■ **Task goal**
Lines from the one containing "What's the underlying" through the end of the listing are what is wanted, given again exactly with both ends included and pictures left out.

■ **Records for the exercise**
⁂
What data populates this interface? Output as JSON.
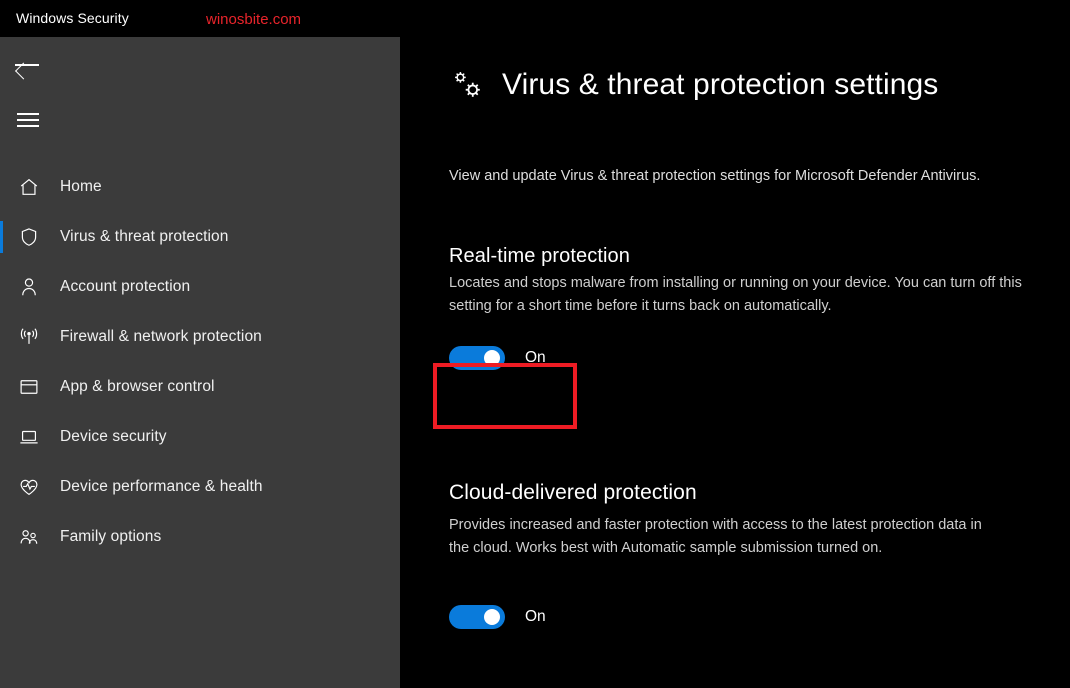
{
  "titlebar": {
    "app_title": "Windows Security",
    "watermark": "winosbite.com"
  },
  "sidebar": {
    "back_icon": "back-arrow-icon",
    "menu_icon": "hamburger-menu-icon",
    "items": [
      {
        "label": "Home",
        "icon": "home-icon",
        "active": false
      },
      {
        "label": "Virus & threat protection",
        "icon": "shield-icon",
        "active": true
      },
      {
        "label": "Account protection",
        "icon": "person-icon",
        "active": false
      },
      {
        "label": "Firewall & network protection",
        "icon": "wifi-signal-icon",
        "active": false
      },
      {
        "label": "App & browser control",
        "icon": "window-icon",
        "active": false
      },
      {
        "label": "Device security",
        "icon": "laptop-icon",
        "active": false
      },
      {
        "label": "Device performance & health",
        "icon": "heart-pulse-icon",
        "active": false
      },
      {
        "label": "Family options",
        "icon": "family-people-icon",
        "active": false
      }
    ]
  },
  "main": {
    "header_icon": "gears-icon",
    "title": "Virus & threat protection settings",
    "subtitle": "View and update Virus & threat protection settings for Microsoft Defender Antivirus.",
    "sections": [
      {
        "title": "Real-time protection",
        "description": "Locates and stops malware from installing or running on your device. You can turn off this setting for a short time before it turns back on automatically.",
        "toggle_state": "On"
      },
      {
        "title": "Cloud-delivered protection",
        "description": "Provides increased and faster protection with access to the latest protection data in the cloud. Works best with Automatic sample submission turned on.",
        "toggle_state": "On"
      }
    ]
  },
  "colors": {
    "accent_blue": "#0a7bdb",
    "annotation_red": "#ee1c24",
    "sidebar_bg": "#3b3b3b",
    "content_bg": "#000000",
    "watermark_red": "#e8242b"
  }
}
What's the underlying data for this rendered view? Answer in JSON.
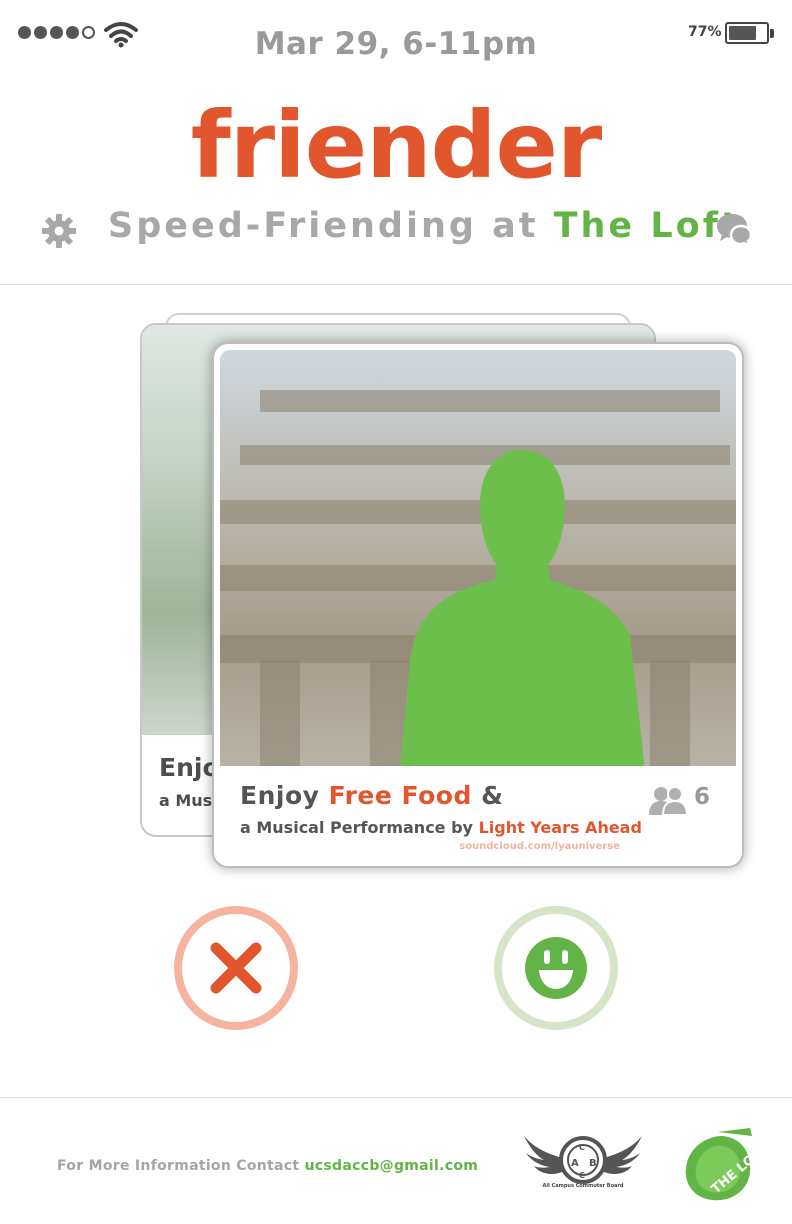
{
  "status_bar": {
    "battery_percent": "77%",
    "battery_level": 0.77,
    "signal_bars": 4,
    "signal_total": 5
  },
  "header": {
    "datetime": "Mar 29, 6-11pm",
    "logo": "friender",
    "subtitle_prefix": "Speed-Friending at ",
    "subtitle_venue": "The Loft",
    "settings_icon": "gear-icon",
    "chat_icon": "chat-bubbles-icon"
  },
  "card_back": {
    "title": "Enjo",
    "subtitle": "a Musi"
  },
  "card_front": {
    "title_prefix": "Enjoy ",
    "title_highlight": "Free Food",
    "title_suffix": " &",
    "subtitle_prefix": "a Musical Performance by ",
    "subtitle_highlight": "Light Years Ahead",
    "link": "soundcloud.com/lyauniverse",
    "attendee_count": "6",
    "people_icon": "people-icon"
  },
  "actions": {
    "reject_icon": "x-icon",
    "like_icon": "smiley-icon"
  },
  "footer": {
    "contact_prefix": "For More Information Contact ",
    "contact_email": "ucsdaccb@gmail.com",
    "accb_caption": "All Campus Commuter Board",
    "loft_logo_text": "THE LOFT"
  },
  "colors": {
    "brand_orange": "#e2562d",
    "brand_green": "#63b446",
    "gray_text": "#a8a8a8"
  }
}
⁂
■ **Solved problem**
What's the underlying data for this rendered view? Answer in JSON.
{
  "status_bar": {
    "battery_percent": "77%",
    "battery_level": 0.77,
    "signal_bars": 4,
    "signal_total": 5
  },
  "header": {
    "datetime": "Mar 29, 6-11pm",
    "logo": "friender",
    "subtitle_prefix": "Speed-Friending at ",
    "subtitle_venue": "The Loft",
    "settings_icon": "gear-icon",
    "chat_icon": "chat-bubbles-icon"
  },
  "card_back": {
    "title": "Enjo",
    "subtitle": "a Musi"
  },
  "card_front": {
    "title_prefix": "Enjoy ",
    "title_highlight": "Free Food",
    "title_suffix": " &",
    "subtitle_prefix": "a Musical Performance by ",
    "subtitle_highlight": "Light Years Ahead",
    "link": "soundcloud.com/lyauniverse",
    "attendee_count": "6",
    "people_icon": "people-icon"
  },
  "actions": {
    "reject_icon": "x-icon",
    "like_icon": "smiley-icon"
  },
  "footer": {
    "contact_prefix": "For More Information Contact ",
    "contact_email": "ucsdaccb@gmail.com",
    "accb_caption": "All Campus Commuter Board",
    "loft_logo_text": "THE LOFT"
  },
  "colors": {
    "brand_orange": "#e2562d",
    "brand_green": "#63b446",
    "gray_text": "#a8a8a8"
  }
}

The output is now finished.